103 Memo, Enlisted Div G-1 Sec Hq AGF for CofS AGF, 16 An, 44, AGF 3331/1
104 Quoted by Lt. Charles H. DeBow, "I Got Wings" (as told to William A. H. Birnie) , American Magazine, CXXXIV (August, 1942), 29.
105 History of Tuskegee Army Air Field (Maj Edward C. Ambler), 1 Jan 43, PP.
44-41; 29 FC'1) 44, pp. 94-95; AF Hist Gp 289.28-3, Vol. I.
106 Leonard Committee Report to ASF Mil Tog Div, 3 Oct 44.
107 Memo, OTIG Sixth Sv Comd for CG Sixth Sv Comd, 28 Jan 44, Cp Ellis 3331, AGO Records.
108 Chambers testimony cited n. 51. See above, page 321, Sergeant Chambers' statement on buses.
109 Capt Nathan M. Shaw, Jr., AC, 19 Dec 43, in Incl to Memo, Hq AAF (AFTAI) for CG AAF, 14 Feb 44, AAF 333-5.
110 The History of Seymour Johnson Field, 1 Jan 45-31 Mar 45 (Installment 3), AAF 288.57, vol. I. See also The History of Seymour Johnson Field, 6 Jul
44-1 Oct 44 and 1 Oct 44-31 Dec 44, AF 288.57-5, 6.

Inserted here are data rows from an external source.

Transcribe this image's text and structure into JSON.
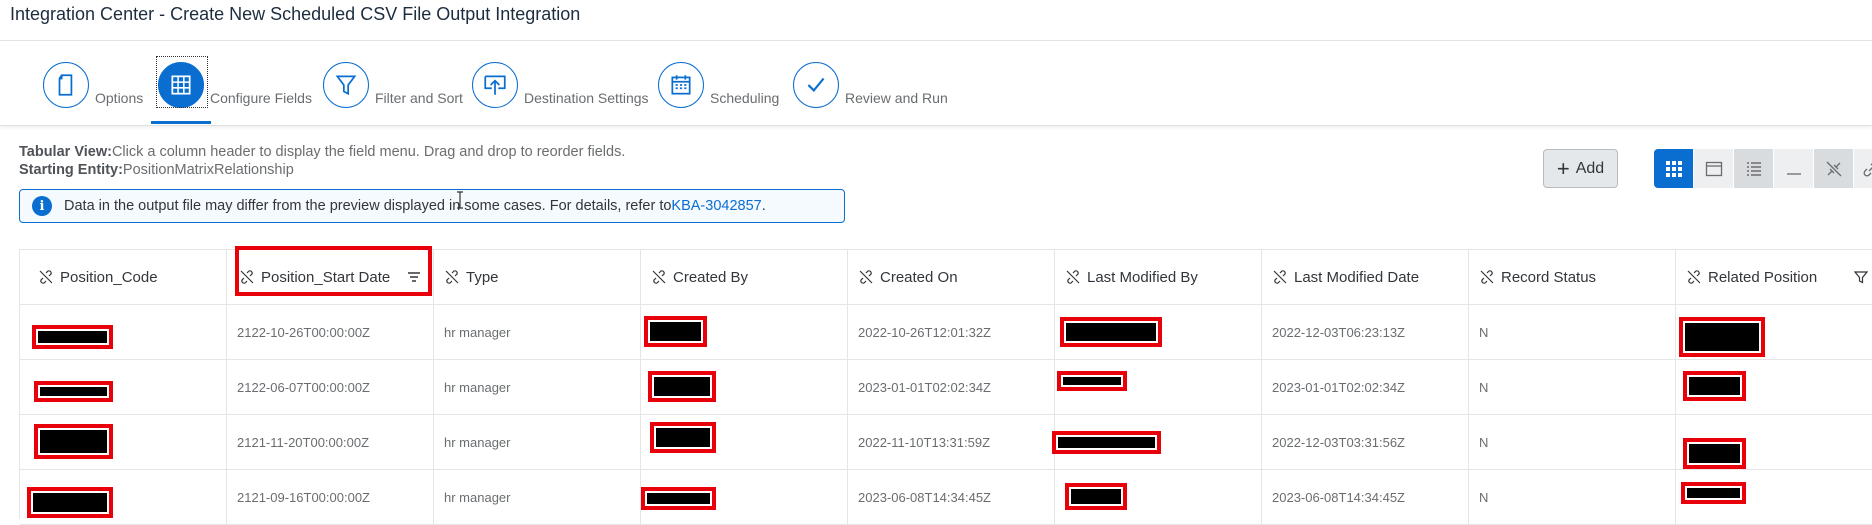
{
  "title": "Integration Center - Create New Scheduled CSV File Output Integration",
  "wizard": {
    "steps": [
      {
        "label": "Options",
        "icon": "document-icon"
      },
      {
        "label": "Configure Fields",
        "icon": "table-icon"
      },
      {
        "label": "Filter and Sort",
        "icon": "filter-icon"
      },
      {
        "label": "Destination Settings",
        "icon": "upload-icon"
      },
      {
        "label": "Scheduling",
        "icon": "calendar-icon"
      },
      {
        "label": "Review and Run",
        "icon": "checkmark-icon"
      }
    ],
    "active_step": "Configure Fields"
  },
  "info": {
    "view_label": "Tabular View:",
    "view_text": "Click a column header to display the field menu. Drag and drop to reorder fields.",
    "entity_label": "Starting Entity:",
    "entity_value": "PositionMatrixRelationship"
  },
  "message": {
    "text": "Data in the output file may differ from the preview displayed in some cases. For details, refer to ",
    "link": "KBA-3042857",
    "suffix": "."
  },
  "toolbar": {
    "add_label": "Add"
  },
  "table": {
    "columns": [
      "Position_Code",
      "Position_Start Date",
      "Type",
      "Created By",
      "Created On",
      "Last Modified By",
      "Last Modified Date",
      "Record Status",
      "Related Position"
    ],
    "rows": [
      {
        "start": "2122-10-26T00:00:00Z",
        "type": "hr manager",
        "created_on": "2022-10-26T12:01:32Z",
        "mod_date": "2022-12-03T06:23:13Z",
        "status": "N"
      },
      {
        "start": "2122-06-07T00:00:00Z",
        "type": "hr manager",
        "created_on": "2023-01-01T02:02:34Z",
        "mod_date": "2023-01-01T02:02:34Z",
        "status": "N"
      },
      {
        "start": "2121-11-20T00:00:00Z",
        "type": "hr manager",
        "created_on": "2022-11-10T13:31:59Z",
        "mod_date": "2022-12-03T03:31:56Z",
        "status": "N"
      },
      {
        "start": "2121-09-16T00:00:00Z",
        "type": "hr manager",
        "created_on": "2023-06-08T14:34:45Z",
        "mod_date": "2023-06-08T14:34:45Z",
        "status": "N"
      }
    ]
  },
  "colors": {
    "accent": "#0a6ed1",
    "highlight": "#e8000b",
    "redaction": "#000000"
  }
}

111 Interv, SSgt Donald R. Sutherland with Col Dudley B. Howard, AC, Comdr Seymour Johnson Army Air Field, 31 Mar 45, app. r to History of Seymour Johnson Army Air Field,
1 Jan-31 Mar 45, AF Hist Gp 298.57 Vol. II.
112 Lt. Everett C. Morrow, a former member of the staff of NAACP.
113 Memo, Civ Aide to SW for ASW, 13 Jan 45, ASW 291.2 NT.
114 Ltr, Roy Wilkins to John J. McCloy,11 Jan 45, ASW 291.2 NT.
115 OTIG, Hq DTC to CG DTC, 20 Mar 43, AG 291.2 (3-5-43) (1).